A cold-storage vault under the former Oblender's Furniture Store site on South Queen Street is exposed during construction for the Lancaster County Convention Center in this December 2006 file photo.


An abandoned pedestrian tunnel

In 2003, a PPL crew installing a utility pole unexpectedly broke through the ceiling of an early 20th Century tunnel at the corner of Prince and Walnut streets. It turned out to be for pedestrians to pass safely under the former Pennsylvania Railroad line that carried trains to the old downtown station, which closed in 1929. The pedestrian tunnel was closed in 1934.

A story on the find from 2005 notes: "The city contains other such concealed cavities, including a smaller railroad underpass at Queen and Chestnut streets and a stone vault under the sidewalk at the old Oblender’s store on South Queen."

The latter reference is to the former Oblender's Furniture Store at 37-43 S. Queen St., north of the historic Thaddeus Stevens house site. It was torn down to build the Lancaster County Convention Center.

Read more:

RR 'subway': Well-appointed addition to underground Lancaster

The cistern at Thaddeus Stevens' house

In the early 2000s, a team of archaeologists uncovered thousands of artifacts, a kiln and an underground cistern where Stevens and his housekeeper, Lydia Hamilton Smith, are believed to have hidden slaves seeking freedom on the Underground Railroad.

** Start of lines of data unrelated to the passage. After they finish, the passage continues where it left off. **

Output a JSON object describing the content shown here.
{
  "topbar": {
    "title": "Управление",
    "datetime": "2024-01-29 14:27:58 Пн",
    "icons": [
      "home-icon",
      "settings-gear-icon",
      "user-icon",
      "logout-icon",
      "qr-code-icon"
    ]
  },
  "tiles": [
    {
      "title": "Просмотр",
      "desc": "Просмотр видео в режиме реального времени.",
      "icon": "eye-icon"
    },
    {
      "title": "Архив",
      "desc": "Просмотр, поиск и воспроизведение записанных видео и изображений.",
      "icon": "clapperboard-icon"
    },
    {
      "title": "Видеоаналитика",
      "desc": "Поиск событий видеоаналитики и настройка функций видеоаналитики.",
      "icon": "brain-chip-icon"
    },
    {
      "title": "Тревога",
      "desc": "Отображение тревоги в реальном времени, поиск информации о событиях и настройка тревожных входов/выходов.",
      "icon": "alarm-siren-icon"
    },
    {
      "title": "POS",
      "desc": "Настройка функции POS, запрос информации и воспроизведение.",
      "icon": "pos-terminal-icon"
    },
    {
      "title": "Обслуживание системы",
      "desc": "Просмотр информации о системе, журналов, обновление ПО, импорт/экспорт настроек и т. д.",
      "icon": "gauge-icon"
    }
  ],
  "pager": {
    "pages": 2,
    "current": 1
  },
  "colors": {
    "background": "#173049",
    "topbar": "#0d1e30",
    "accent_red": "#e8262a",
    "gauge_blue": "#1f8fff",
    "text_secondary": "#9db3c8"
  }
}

The cistern was preserved and incorporated into the design of the convention center's Vine Street lobby.

Read more: 

Dig at Stevens home yields treasures of history
Archaeologists defend theory Stevens aided slaves
LancasterHistory gets $150K in planning grants for Thaddeus Stevens-Lydia Hamilton Smith site

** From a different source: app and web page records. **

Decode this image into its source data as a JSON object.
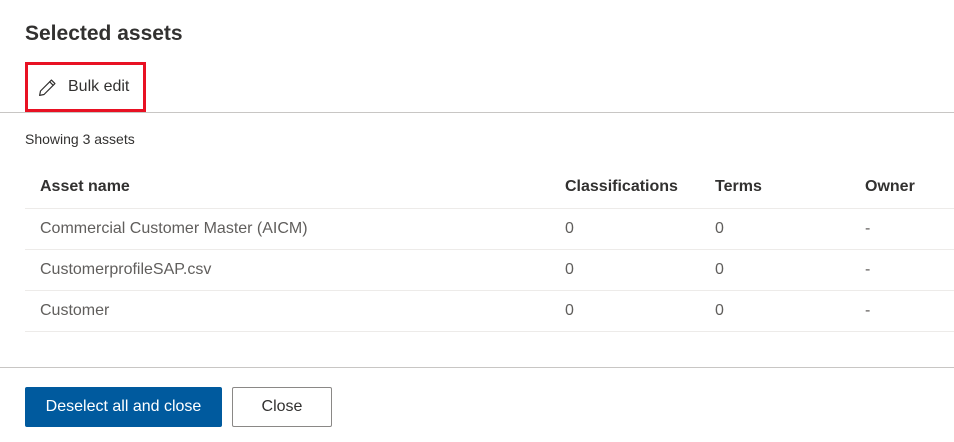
{
  "panel": {
    "title": "Selected assets"
  },
  "toolbar": {
    "bulk_edit_label": "Bulk edit",
    "bulk_edit_icon": "pencil-icon",
    "highlight_color": "#e81123"
  },
  "summary": {
    "showing_text": "Showing 3 assets"
  },
  "table": {
    "columns": {
      "name": "Asset name",
      "classifications": "Classifications",
      "terms": "Terms",
      "owner": "Owner"
    },
    "rows": [
      {
        "name": "Commercial Customer Master (AICM)",
        "classifications": "0",
        "terms": "0",
        "owner": "-"
      },
      {
        "name": "CustomerprofileSAP.csv",
        "classifications": "0",
        "terms": "0",
        "owner": "-"
      },
      {
        "name": "Customer",
        "classifications": "0",
        "terms": "0",
        "owner": "-"
      }
    ]
  },
  "footer": {
    "deselect_label": "Deselect all and close",
    "close_label": "Close",
    "primary_color": "#005a9e"
  }
}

Excelsior Hall's catacombs

The low, vaulted catacombs were used to store beer when the building was the Sprenger Brewery. The 1,500-square-foot space was renovated as part of the building's conversion into an event venue a few years ago.

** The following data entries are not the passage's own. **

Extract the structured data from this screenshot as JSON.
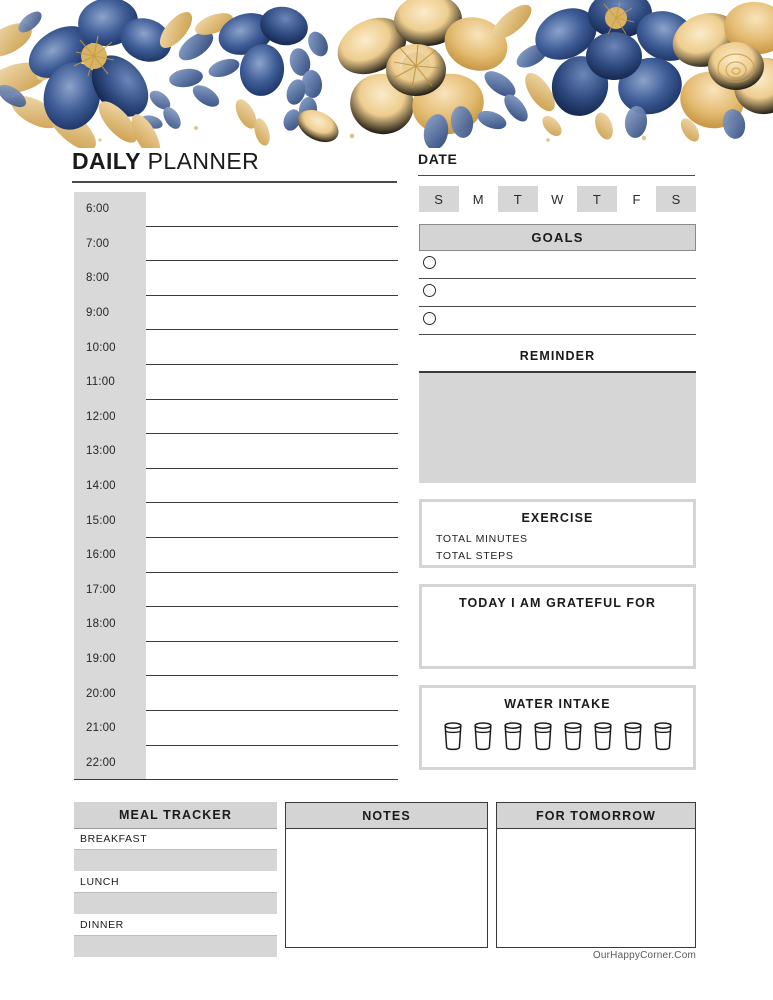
{
  "header": {
    "title_bold": "DAILY",
    "title_light": " PLANNER",
    "date_label": "DATE",
    "floral_colors": {
      "navy_dark": "#1f3a6e",
      "navy_mid": "#3c5a94",
      "navy_light": "#7b95c4",
      "gold_dark": "#c79a3f",
      "gold_mid": "#e3bb6e",
      "gold_light": "#f2d9a4"
    }
  },
  "days": [
    {
      "letter": "S",
      "filled": true
    },
    {
      "letter": "M",
      "filled": false
    },
    {
      "letter": "T",
      "filled": true
    },
    {
      "letter": "W",
      "filled": false
    },
    {
      "letter": "T",
      "filled": true
    },
    {
      "letter": "F",
      "filled": false
    },
    {
      "letter": "S",
      "filled": true
    }
  ],
  "schedule": {
    "hours": [
      "6:00",
      "7:00",
      "8:00",
      "9:00",
      "10:00",
      "11:00",
      "12:00",
      "13:00",
      "14:00",
      "15:00",
      "16:00",
      "17:00",
      "18:00",
      "19:00",
      "20:00",
      "21:00",
      "22:00"
    ]
  },
  "goals": {
    "title": "GOALS",
    "rows": [
      "",
      "",
      ""
    ]
  },
  "reminder": {
    "title": "REMINDER",
    "value": ""
  },
  "exercise": {
    "title": "EXERCISE",
    "total_minutes_label": "TOTAL MINUTES",
    "total_steps_label": "TOTAL STEPS",
    "total_minutes_value": "",
    "total_steps_value": ""
  },
  "grateful": {
    "title": "TODAY I AM GRATEFUL FOR",
    "value": ""
  },
  "water": {
    "title": "WATER INTAKE",
    "glass_count": 8,
    "glasses_filled": 0
  },
  "meal_tracker": {
    "title": "MEAL TRACKER",
    "meals": [
      "BREAKFAST",
      "LUNCH",
      "DINNER"
    ]
  },
  "notes": {
    "title": "NOTES",
    "value": ""
  },
  "tomorrow": {
    "title": "FOR TOMORROW",
    "value": ""
  },
  "footer": {
    "text": "OurHappyCorner.Com"
  },
  "theme": {
    "gray_fill": "#d6d6d6",
    "gray_header": "#d4d4d4",
    "rule_dark": "#3a3a3a",
    "text": "#1a1a1a"
  }
}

Read more: 

Lancaster city's long-vacant Excelsior Hall to be remade as upscale event space
Photos: See Lancaster County's latest award-winning historic renovations

Beer pipelines

During Prohibition, some breweries continued to operate illicitly, reportedly piping beer to distribution points through hidden pipelines and hoses wound through sewers.

In May 1931, Prohibition agents testified that beer from the Rieker's Brewery on West King Street was being pumped to a garage at Manor Avenue and New Dorwart Street. The following year, a hose was discovered leading to a warehouse at 112 N. Water St., now the address of Zoetropolis theater.

Read more:

(Editor's Note: The following links go to; access is included with a digital LancasterOnline subscription.)

Testify beer sent through pipeline to nearby garage [Intelligencer-Journal, May 19, 1931]

250 ft. of beer hose taken from sewers; 10 gambling warrants [New Era, March 21, 1932]

Prohibition: When beer flowed under city streets [Intelligencer-Journal, May 3, 1999]